Consider the task of driving a three-phase motor along the lines of the following sketch:
Figure 1: Three phase motor drive using pulse width modulation.
Six power MOSFETs are driven with pulse width modulation (PWM) to provide effectively sinusoidal motor winding excitation. A closer look at the sinusoidal waves versus the PWM is as follows:
Figure 2: Expanded view of PWM waveform.
This works very nicely, but there is a further refinement that can be employed to reduce the peak drive amplitudes demanded of the MOSFETs for delivery of sinusoidal drive to the windings while using some given rail voltage.
Looking at the three drives from a vector standpoint, we can examine the issue of dynamic range versus rail voltage. If there is a vector in collision with the rail voltage limit as in middle level of the following sketch, that is bad news, but we can mitigate that if we dynamically move the vectors up and down as shown in the bottom level of the sketch.

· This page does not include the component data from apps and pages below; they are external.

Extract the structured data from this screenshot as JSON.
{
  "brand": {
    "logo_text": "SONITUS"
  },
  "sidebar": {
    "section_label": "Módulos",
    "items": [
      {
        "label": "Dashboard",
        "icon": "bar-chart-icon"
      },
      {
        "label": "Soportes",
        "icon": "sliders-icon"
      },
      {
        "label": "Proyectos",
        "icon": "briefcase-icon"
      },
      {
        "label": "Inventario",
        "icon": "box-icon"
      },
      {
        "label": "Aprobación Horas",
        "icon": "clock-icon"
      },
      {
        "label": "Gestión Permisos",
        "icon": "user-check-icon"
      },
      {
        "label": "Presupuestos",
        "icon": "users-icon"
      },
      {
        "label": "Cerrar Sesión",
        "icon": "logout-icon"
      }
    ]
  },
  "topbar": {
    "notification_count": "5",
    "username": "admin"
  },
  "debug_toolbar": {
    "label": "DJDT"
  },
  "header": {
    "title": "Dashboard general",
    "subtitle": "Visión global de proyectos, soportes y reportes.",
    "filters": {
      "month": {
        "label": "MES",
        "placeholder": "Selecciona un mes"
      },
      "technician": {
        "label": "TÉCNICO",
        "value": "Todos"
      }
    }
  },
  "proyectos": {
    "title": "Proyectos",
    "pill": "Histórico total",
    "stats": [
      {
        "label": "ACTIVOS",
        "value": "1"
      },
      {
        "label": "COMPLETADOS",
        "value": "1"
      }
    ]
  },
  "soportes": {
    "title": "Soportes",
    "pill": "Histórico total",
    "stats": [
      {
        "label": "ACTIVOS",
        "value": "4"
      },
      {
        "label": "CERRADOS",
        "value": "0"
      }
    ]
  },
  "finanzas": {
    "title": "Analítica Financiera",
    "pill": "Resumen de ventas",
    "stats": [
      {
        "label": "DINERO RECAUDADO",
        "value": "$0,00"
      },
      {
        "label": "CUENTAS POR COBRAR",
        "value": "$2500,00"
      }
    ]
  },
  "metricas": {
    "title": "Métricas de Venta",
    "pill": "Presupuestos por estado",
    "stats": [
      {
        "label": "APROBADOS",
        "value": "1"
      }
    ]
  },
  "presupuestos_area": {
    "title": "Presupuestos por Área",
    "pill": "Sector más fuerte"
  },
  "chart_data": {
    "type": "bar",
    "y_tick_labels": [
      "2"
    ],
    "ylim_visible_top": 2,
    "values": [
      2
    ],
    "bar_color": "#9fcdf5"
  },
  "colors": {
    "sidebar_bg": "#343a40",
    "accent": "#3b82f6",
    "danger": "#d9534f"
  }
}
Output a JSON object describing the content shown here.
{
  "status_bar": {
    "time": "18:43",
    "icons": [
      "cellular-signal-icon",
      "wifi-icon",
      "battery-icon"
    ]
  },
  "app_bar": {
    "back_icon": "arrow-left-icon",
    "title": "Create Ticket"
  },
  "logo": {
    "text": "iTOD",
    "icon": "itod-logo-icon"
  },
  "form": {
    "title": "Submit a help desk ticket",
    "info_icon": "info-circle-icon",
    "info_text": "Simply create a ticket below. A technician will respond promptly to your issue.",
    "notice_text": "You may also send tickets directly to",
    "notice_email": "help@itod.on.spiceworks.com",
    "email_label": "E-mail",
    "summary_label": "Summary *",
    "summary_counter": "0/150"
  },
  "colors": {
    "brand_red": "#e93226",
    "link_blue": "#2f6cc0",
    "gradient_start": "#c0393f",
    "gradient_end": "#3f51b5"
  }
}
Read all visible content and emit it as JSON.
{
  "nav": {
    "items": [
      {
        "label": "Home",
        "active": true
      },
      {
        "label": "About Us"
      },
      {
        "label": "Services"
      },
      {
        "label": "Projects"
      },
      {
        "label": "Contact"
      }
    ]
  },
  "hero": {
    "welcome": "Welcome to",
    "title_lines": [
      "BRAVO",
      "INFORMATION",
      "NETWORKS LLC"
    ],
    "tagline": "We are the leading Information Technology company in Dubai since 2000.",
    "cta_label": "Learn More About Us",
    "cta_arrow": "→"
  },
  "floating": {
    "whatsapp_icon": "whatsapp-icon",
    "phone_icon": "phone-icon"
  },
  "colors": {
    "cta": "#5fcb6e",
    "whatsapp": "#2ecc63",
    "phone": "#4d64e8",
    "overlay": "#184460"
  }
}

Figure 3: Rail voltage limit issue and space vector compensation.